When you repeat the listing below, keep every word exactly and leave out each picture.

(Beginning of DATA EXTRACTS)

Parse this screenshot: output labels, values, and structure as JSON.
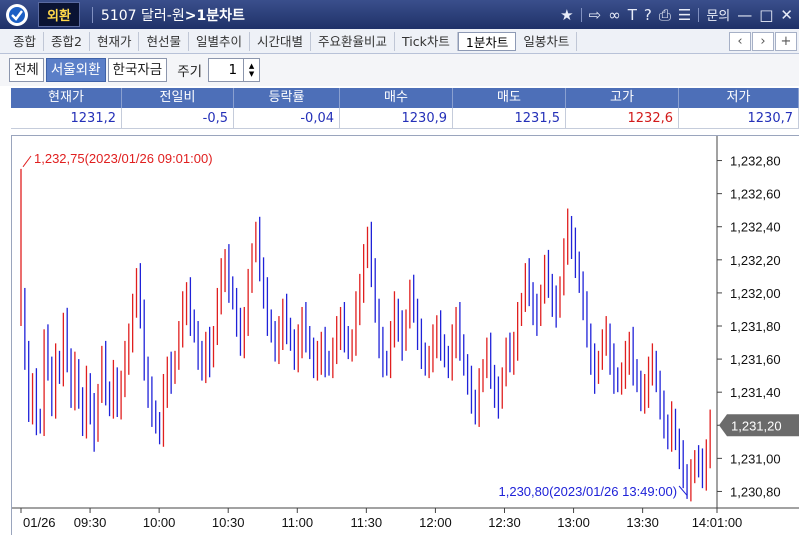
{
  "titlebar": {
    "badge": "외환",
    "code": "5107",
    "name": "달러-원",
    "screen": ">1분차트",
    "inquiry": "문의"
  },
  "tabs": [
    "종합",
    "종합2",
    "현재가",
    "현선물",
    "일별추이",
    "시간대별",
    "주요환율비교",
    "Tick차트",
    "1분차트",
    "일봉차트"
  ],
  "active_tab": "1분차트",
  "filters": {
    "buttons": [
      "전체",
      "서울외환",
      "한국자금"
    ],
    "active": "서울외환",
    "period_label": "주기",
    "period_value": "1"
  },
  "quote": {
    "headers": [
      "현재가",
      "전일비",
      "등락률",
      "매수",
      "매도",
      "고가",
      "저가"
    ],
    "values": [
      "1231,2",
      "-0,5",
      "-0,04",
      "1230,9",
      "1231,5",
      "1232,6",
      "1230,7"
    ]
  },
  "colors": {
    "up": "#e01f1f",
    "down": "#1f22d8",
    "header": "#4d6fb8",
    "titlebar": "#1f3168"
  },
  "chart_data": {
    "type": "candlestick",
    "ylim": [
      1230.7,
      1232.9
    ],
    "y_ticks": [
      "1,232,80",
      "1,232,60",
      "1,232,40",
      "1,232,20",
      "1,232,00",
      "1,231,80",
      "1,231,60",
      "1,231,40",
      "1,231,20",
      "1,231,00",
      "1,230,80"
    ],
    "x_ticks": [
      "01/26",
      "09:30",
      "10:00",
      "10:30",
      "11:00",
      "11:30",
      "12:00",
      "12:30",
      "13:00",
      "13:30",
      "14:01:00"
    ],
    "current_price_label": "1,231,20",
    "current_price": 1231.2,
    "max_annotation": "1,232,75(2023/01/26 09:01:00)",
    "max_value": 1232.75,
    "min_annotation": "1,230,80(2023/01/26 13:49:00)",
    "min_value": 1230.8,
    "start_time": "09:00",
    "end_time": "14:01",
    "close": [
      1231.95,
      1231.6,
      1231.3,
      1231.45,
      1231.25,
      1231.2,
      1231.7,
      1231.55,
      1231.35,
      1231.6,
      1231.5,
      1231.8,
      1231.6,
      1231.4,
      1231.55,
      1231.35,
      1231.2,
      1231.45,
      1231.3,
      1231.15,
      1231.4,
      1231.6,
      1231.4,
      1231.35,
      1231.5,
      1231.3,
      1231.45,
      1231.6,
      1231.75,
      1231.9,
      1232.1,
      1231.85,
      1231.55,
      1231.4,
      1231.3,
      1231.2,
      1231.15,
      1231.4,
      1231.55,
      1231.5,
      1231.6,
      1231.75,
      1231.9,
      1232.0,
      1231.85,
      1231.75,
      1231.6,
      1231.55,
      1231.7,
      1231.6,
      1231.75,
      1231.95,
      1232.1,
      1232.2,
      1232.05,
      1231.95,
      1231.8,
      1231.7,
      1231.85,
      1232.05,
      1232.25,
      1232.35,
      1232.15,
      1232.0,
      1231.85,
      1231.75,
      1231.65,
      1231.75,
      1231.9,
      1231.8,
      1231.7,
      1231.6,
      1231.7,
      1231.85,
      1231.75,
      1231.65,
      1231.55,
      1231.6,
      1231.7,
      1231.6,
      1231.55,
      1231.65,
      1231.75,
      1231.85,
      1231.75,
      1231.65,
      1231.7,
      1231.9,
      1232.05,
      1232.2,
      1232.35,
      1232.1,
      1231.9,
      1231.7,
      1231.6,
      1231.55,
      1231.75,
      1231.9,
      1231.8,
      1231.7,
      1231.85,
      1232.0,
      1231.9,
      1231.75,
      1231.65,
      1231.55,
      1231.6,
      1231.7,
      1231.8,
      1231.7,
      1231.6,
      1231.55,
      1231.7,
      1231.85,
      1231.7,
      1231.55,
      1231.45,
      1231.35,
      1231.3,
      1231.45,
      1231.55,
      1231.65,
      1231.5,
      1231.4,
      1231.35,
      1231.5,
      1231.65,
      1231.6,
      1231.7,
      1231.85,
      1231.95,
      1232.1,
      1232.0,
      1231.9,
      1231.85,
      1232.0,
      1232.15,
      1232.05,
      1231.95,
      1231.9,
      1232.05,
      1232.25,
      1232.4,
      1232.3,
      1232.2,
      1232.05,
      1231.9,
      1231.75,
      1231.6,
      1231.5,
      1231.6,
      1231.7,
      1231.75,
      1231.6,
      1231.5,
      1231.45,
      1231.5,
      1231.6,
      1231.7,
      1231.55,
      1231.45,
      1231.35,
      1231.4,
      1231.55,
      1231.6,
      1231.45,
      1231.3,
      1231.2,
      1231.15,
      1231.25,
      1231.1,
      1231.0,
      1230.9,
      1230.85,
      1230.9,
      1231.0,
      1230.95,
      1230.9,
      1231.05,
      1231.2
    ]
  }
}
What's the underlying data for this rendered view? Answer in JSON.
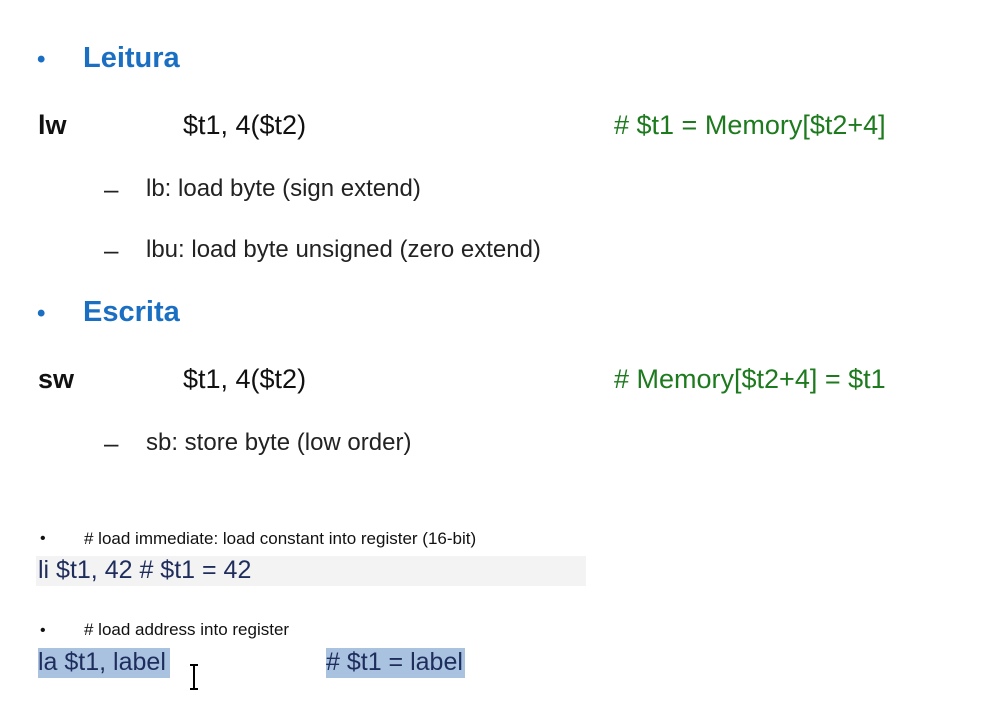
{
  "section_read": {
    "bullet": "•",
    "title": "Leitura",
    "instruction": {
      "mnemonic": "lw",
      "operands": "$t1, 4($t2)",
      "comment": "# $t1 = Memory[$t2+4]"
    },
    "subitems": [
      {
        "dash": "–",
        "text": "lb: load byte (sign extend)"
      },
      {
        "dash": "–",
        "text": "lbu: load byte unsigned (zero extend)"
      }
    ]
  },
  "section_write": {
    "bullet": "•",
    "title": "Escrita",
    "instruction": {
      "mnemonic": "sw",
      "operands": "$t1, 4($t2)",
      "comment": "# Memory[$t2+4] = $t1"
    },
    "subitems": [
      {
        "dash": "–",
        "text": "sb: store byte (low order)"
      }
    ]
  },
  "load_immediate": {
    "bullet": "•",
    "note": "# load immediate: load constant into register (16-bit)",
    "code": "li $t1, 42  # $t1 = 42"
  },
  "load_address": {
    "bullet": "•",
    "note": "# load address into register",
    "code_left": "la $t1, label",
    "code_right": "# $t1 = label"
  },
  "colors": {
    "heading_blue": "#1a6fc2",
    "comment_green": "#1e7a1e",
    "code_navy": "#1f2d5c",
    "selection_highlight": "#a9c2e0"
  },
  "icons": {
    "cursor": "text-cursor-icon"
  }
}
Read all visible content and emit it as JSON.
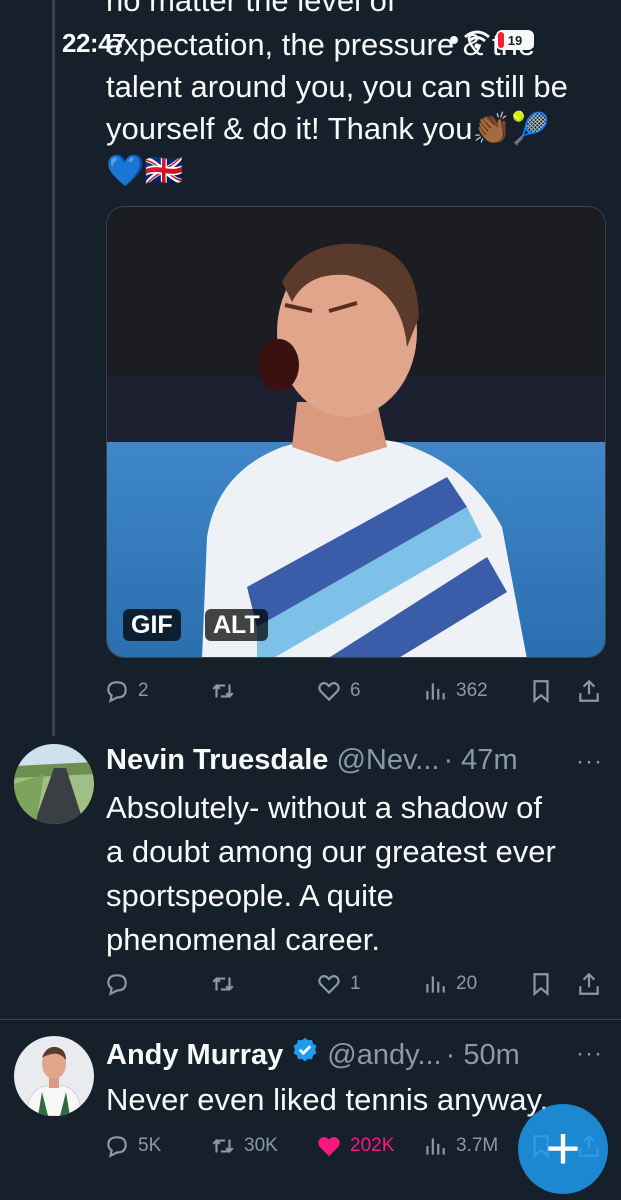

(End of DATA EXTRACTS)

RESPONSE >>
Parse this screenshot: output labels, values, and structure as JSON.
{
  "titlebar": {
    "badge": "외환",
    "code": "5107",
    "name": "달러-원",
    "screen": ">1분차트",
    "inquiry": "문의"
  },
  "tabs": [
    "종합",
    "종합2",
    "현재가",
    "현선물",
    "일별추이",
    "시간대별",
    "주요환율비교",
    "Tick차트",
    "1분차트",
    "일봉차트"
  ],
  "active_tab": "1분차트",
  "filters": {
    "buttons": [
      "전체",
      "서울외환",
      "한국자금"
    ],
    "active": "서울외환",
    "period_label": "주기",
    "period_value": "1"
  },
  "quote": {
    "headers": [
      "현재가",
      "전일비",
      "등락률",
      "매수",
      "매도",
      "고가",
      "저가"
    ],
    "values": [
      "1231,2",
      "-0,5",
      "-0,04",
      "1230,9",
      "1231,5",
      "1232,6",
      "1230,7"
    ]
  },
  "colors": {
    "up": "#e01f1f",
    "down": "#1f22d8",
    "header": "#4d6fb8",
    "titlebar": "#1f3168"
  },
  "chart_data": {
    "type": "candlestick",
    "ylim": [
      1230.7,
      1232.9
    ],
    "y_ticks": [
      "1,232,80",
      "1,232,60",
      "1,232,40",
      "1,232,20",
      "1,232,00",
      "1,231,80",
      "1,231,60",
      "1,231,40",
      "1,231,20",
      "1,231,00",
      "1,230,80"
    ],
    "x_ticks": [
      "01/26",
      "09:30",
      "10:00",
      "10:30",
      "11:00",
      "11:30",
      "12:00",
      "12:30",
      "13:00",
      "13:30",
      "14:01:00"
    ],
    "current_price_label": "1,231,20",
    "current_price": 1231.2,
    "max_annotation": "1,232,75(2023/01/26 09:01:00)",
    "max_value": 1232.75,
    "min_annotation": "1,230,80(2023/01/26 13:49:00)",
    "min_value": 1230.8,
    "start_time": "09:00",
    "end_time": "14:01",
    "close": [
      1231.95,
      1231.6,
      1231.3,
      1231.45,
      1231.25,
      1231.2,
      1231.7,
      1231.55,
      1231.35,
      1231.6,
      1231.5,
      1231.8,
      1231.6,
      1231.4,
      1231.55,
      1231.35,
      1231.2,
      1231.45,
      1231.3,
      1231.15,
      1231.4,
      1231.6,
      1231.4,
      1231.35,
      1231.5,
      1231.3,
      1231.45,
      1231.6,
      1231.75,
      1231.9,
      1232.1,
      1231.85,
      1231.55,
      1231.4,
      1231.3,
      1231.2,
      1231.15,
      1231.4,
      1231.55,
      1231.5,
      1231.6,
      1231.75,
      1231.9,
      1232.0,
      1231.85,
      1231.75,
      1231.6,
      1231.55,
      1231.7,
      1231.6,
      1231.75,
      1231.95,
      1232.1,
      1232.2,
      1232.05,
      1231.95,
      1231.8,
      1231.7,
      1231.85,
      1232.05,
      1232.25,
      1232.35,
      1232.15,
      1232.0,
      1231.85,
      1231.75,
      1231.65,
      1231.75,
      1231.9,
      1231.8,
      1231.7,
      1231.6,
      1231.7,
      1231.85,
      1231.75,
      1231.65,
      1231.55,
      1231.6,
      1231.7,
      1231.6,
      1231.55,
      1231.65,
      1231.75,
      1231.85,
      1231.75,
      1231.65,
      1231.7,
      1231.9,
      1232.05,
      1232.2,
      1232.35,
      1232.1,
      1231.9,
      1231.7,
      1231.6,
      1231.55,
      1231.75,
      1231.9,
      1231.8,
      1231.7,
      1231.85,
      1232.0,
      1231.9,
      1231.75,
      1231.65,
      1231.55,
      1231.6,
      1231.7,
      1231.8,
      1231.7,
      1231.6,
      1231.55,
      1231.7,
      1231.85,
      1231.7,
      1231.55,
      1231.45,
      1231.35,
      1231.3,
      1231.45,
      1231.55,
      1231.65,
      1231.5,
      1231.4,
      1231.35,
      1231.5,
      1231.65,
      1231.6,
      1231.7,
      1231.85,
      1231.95,
      1232.1,
      1232.0,
      1231.9,
      1231.85,
      1232.0,
      1232.15,
      1232.05,
      1231.95,
      1231.9,
      1232.05,
      1232.25,
      1232.4,
      1232.3,
      1232.2,
      1232.05,
      1231.9,
      1231.75,
      1231.6,
      1231.5,
      1231.6,
      1231.7,
      1231.75,
      1231.6,
      1231.5,
      1231.45,
      1231.5,
      1231.6,
      1231.7,
      1231.55,
      1231.45,
      1231.35,
      1231.4,
      1231.55,
      1231.6,
      1231.45,
      1231.3,
      1231.2,
      1231.15,
      1231.25,
      1231.1,
      1231.0,
      1230.9,
      1230.85,
      1230.9,
      1231.0,
      1230.95,
      1230.9,
      1231.05,
      1231.2
    ]
  }
}
What's the underlying data for this rendered view? Answer in JSON.
{
  "section_read": {
    "bullet": "•",
    "title": "Leitura",
    "instruction": {
      "mnemonic": "lw",
      "operands": "$t1, 4($t2)",
      "comment": "# $t1 = Memory[$t2+4]"
    },
    "subitems": [
      {
        "dash": "–",
        "text": "lb: load byte (sign extend)"
      },
      {
        "dash": "–",
        "text": "lbu: load byte unsigned (zero extend)"
      }
    ]
  },
  "section_write": {
    "bullet": "•",
    "title": "Escrita",
    "instruction": {
      "mnemonic": "sw",
      "operands": "$t1, 4($t2)",
      "comment": "# Memory[$t2+4] = $t1"
    },
    "subitems": [
      {
        "dash": "–",
        "text": "sb: store byte (low order)"
      }
    ]
  },
  "load_immediate": {
    "bullet": "•",
    "note": "# load immediate: load constant into register (16-bit)",
    "code": "li $t1, 42  # $t1 = 42"
  },
  "load_address": {
    "bullet": "•",
    "note": "# load address into register",
    "code_left": "la $t1, label",
    "code_right": "# $t1 = label"
  },
  "colors": {
    "heading_blue": "#1a6fc2",
    "comment_green": "#1e7a1e",
    "code_navy": "#1f2d5c",
    "selection_highlight": "#a9c2e0"
  },
  "icons": {
    "cursor": "text-cursor-icon"
  }
}
Read all visible content and emit it as JSON.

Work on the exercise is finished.